▶ **What to produce**: From top to bottom, retype the data exactly, passing over any picture.

▶ **Excerpted records**:
━━━━━━

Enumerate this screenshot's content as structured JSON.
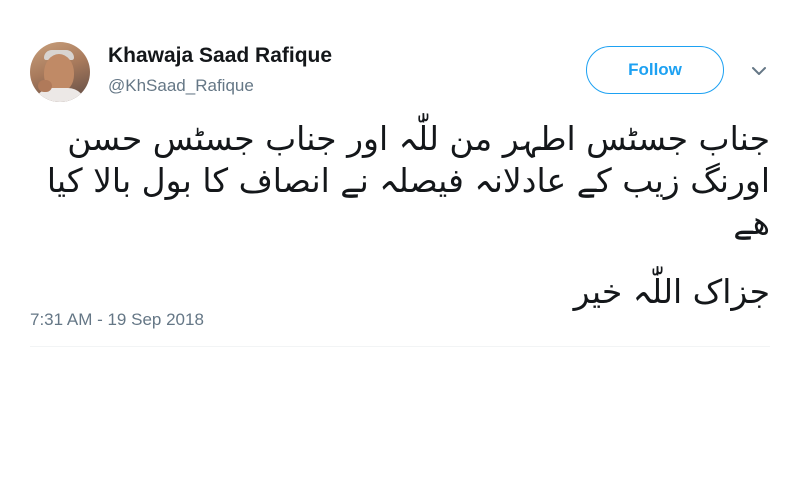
{
  "tweet": {
    "author": {
      "display_name": "Khawaja Saad Rafique",
      "handle": "@KhSaad_Rafique"
    },
    "follow_label": "Follow",
    "more_icon": "chevron-down-icon",
    "text_paragraph_1": "جناب جسٹس اطہر من للّٰہ اور جناب جسٹس حسن اورنگ زیب کے عادلانہ فیصلہ نے انصاف کا بول بالا کیا ھے",
    "text_paragraph_2": "جزاک اللّٰہ خیر",
    "timestamp": "7:31 AM - 19 Sep 2018"
  },
  "colors": {
    "accent": "#1da1f2",
    "text_primary": "#14171a",
    "text_secondary": "#657786"
  }
}
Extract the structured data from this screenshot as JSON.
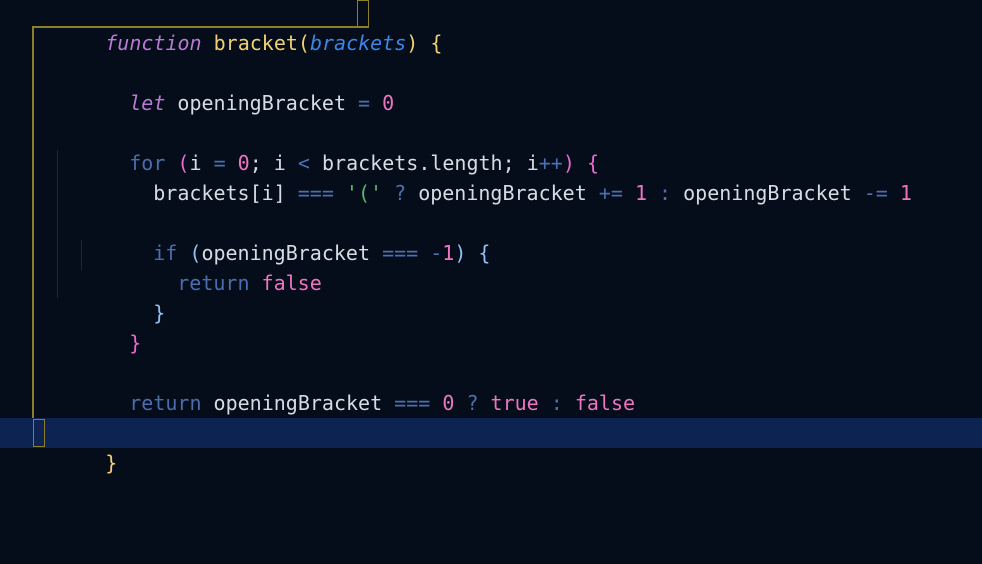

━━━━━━

▶ **Answer section**:
Enumerate this screenshot's content as structured JSON.
{
  "tweet": {
    "author": {
      "display_name": "Khawaja Saad Rafique",
      "handle": "@KhSaad_Rafique"
    },
    "follow_label": "Follow",
    "more_icon": "chevron-down-icon",
    "text_paragraph_1": "جناب جسٹس اطہر من للّٰہ اور جناب جسٹس حسن اورنگ زیب کے عادلانہ فیصلہ نے انصاف کا بول بالا کیا ھے",
    "text_paragraph_2": "جزاک اللّٰہ خیر",
    "timestamp": "7:31 AM - 19 Sep 2018"
  },
  "colors": {
    "accent": "#1da1f2",
    "text_primary": "#14171a",
    "text_secondary": "#657786"
  }
}
Extract the structured data from this screenshot as JSON.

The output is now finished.